THE AX is a book about murder --- not crazed psychotic murder, but cold-blooded, intelligent murder --- survival of the fittest murder. Meet Burke Devore, the protagonist and antagonist of this twisted and terrifying novel. He seems like a regular guy --- fifty-something-years-old, married with two grown children --- but he's been out of work for over two years. And he's a killer.
What makes an ordinary hardworking man a killer? Westlake explores what happens to a man's mind and spirit when he is axed, fired, let go. After twenty-five years of devoted service as a paper mill manager, Burke is laid off when his mill merges with another. Suddenly he is no longer needed. At first the grim reality of the situation does not hit home. After all, there's a severance package and back vacation pay to look forward to. There's the promise of new opportunities on the horizon. But two years later there is nothing on the horizon for Burke. His children are growing up and leaving home, his marriage is strained, and he is still unemployed.
That's when Burke decides to take charge of his destiny. No, he doesn't go out and buy more resume paper. Instead he masterminds a plan to eliminate the competition. He knows at age fifty-plus he is not an ideal candidate for a job. At best he'd be the second or third choice --- if he was lucky. In Burke's very logical and intelligent mind, the only answer is for him to terminate his competitors. Not a violent man by nature, Burke puts all of his energies into tracking down these unlucky men --- who like him are unemployed for similar reasons --- and murders them.
The idea sounds almost maudlin, and it would be if Burke was this crazy loon running around the paper mill drowning people in vats of pulp. But here's the thing --- he doesn't go "crazy," at least like you'd think. He has a plan and successfully executes it...no pun intended. Burke is not some weird off-the-wall character. He's an average man with an above average problem who decides to change his fate in a very uncommon way. Although satirical, the frightening thing about this novel is you almost believe it could happen. And you even find yourself understanding Burke's position, even while you are sickened by his actions.
The first time Burke kills it goes surprisingly well. No complications, no big mess, and he's home in time for dinner. But the next one goes terribly wrong, and for one night Burke writes a confession and thinks about turning himself in. He can't believe that he is a murderer. Then he wakes up and feels better. His conscience has cleared with his tears from the night before. He rationalizes:
"How terrible I felt last night. Tense, anxious, terrified, unable to sleep. I'm glad writing this made it possible for me to lose consciousness for a while. I meant all of this last night, I know I did. Everything seemed so hopeless...I'm not used to this sort of thing, it would be hard enough to do it even if they all went smoothly and cleanly...I sympathize with the me from last night, who felt such despair...and apologized to his victims. I too would apologize to them, if I could. I'd leave them alone, if I could. I take the confession with me, folded in my pocket. I'll burn it later."

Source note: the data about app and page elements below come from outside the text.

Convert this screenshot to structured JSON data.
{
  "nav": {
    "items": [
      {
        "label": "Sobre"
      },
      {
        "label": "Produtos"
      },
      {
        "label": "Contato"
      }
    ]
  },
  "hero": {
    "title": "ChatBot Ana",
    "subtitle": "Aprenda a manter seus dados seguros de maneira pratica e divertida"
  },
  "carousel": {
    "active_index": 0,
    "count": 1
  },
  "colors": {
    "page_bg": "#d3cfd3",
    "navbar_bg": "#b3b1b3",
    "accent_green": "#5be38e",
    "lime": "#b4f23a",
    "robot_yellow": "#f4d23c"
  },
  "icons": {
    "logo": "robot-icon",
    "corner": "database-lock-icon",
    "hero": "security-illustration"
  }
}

So Burke continues onward with his demented plan, and never looks back. Although fast-paced and extremely suspenseful, THE AX is not always an easy novel to read because you fluctuate between wanting him to get caught and wanting him to escape. By the time I got to the end I knew only one thing for sure --- no job is worth killing for or dying for. I hope I never run into a Burke. I hope I do not know one now.
Reviewed by Dana Schwartz on May 1, 1998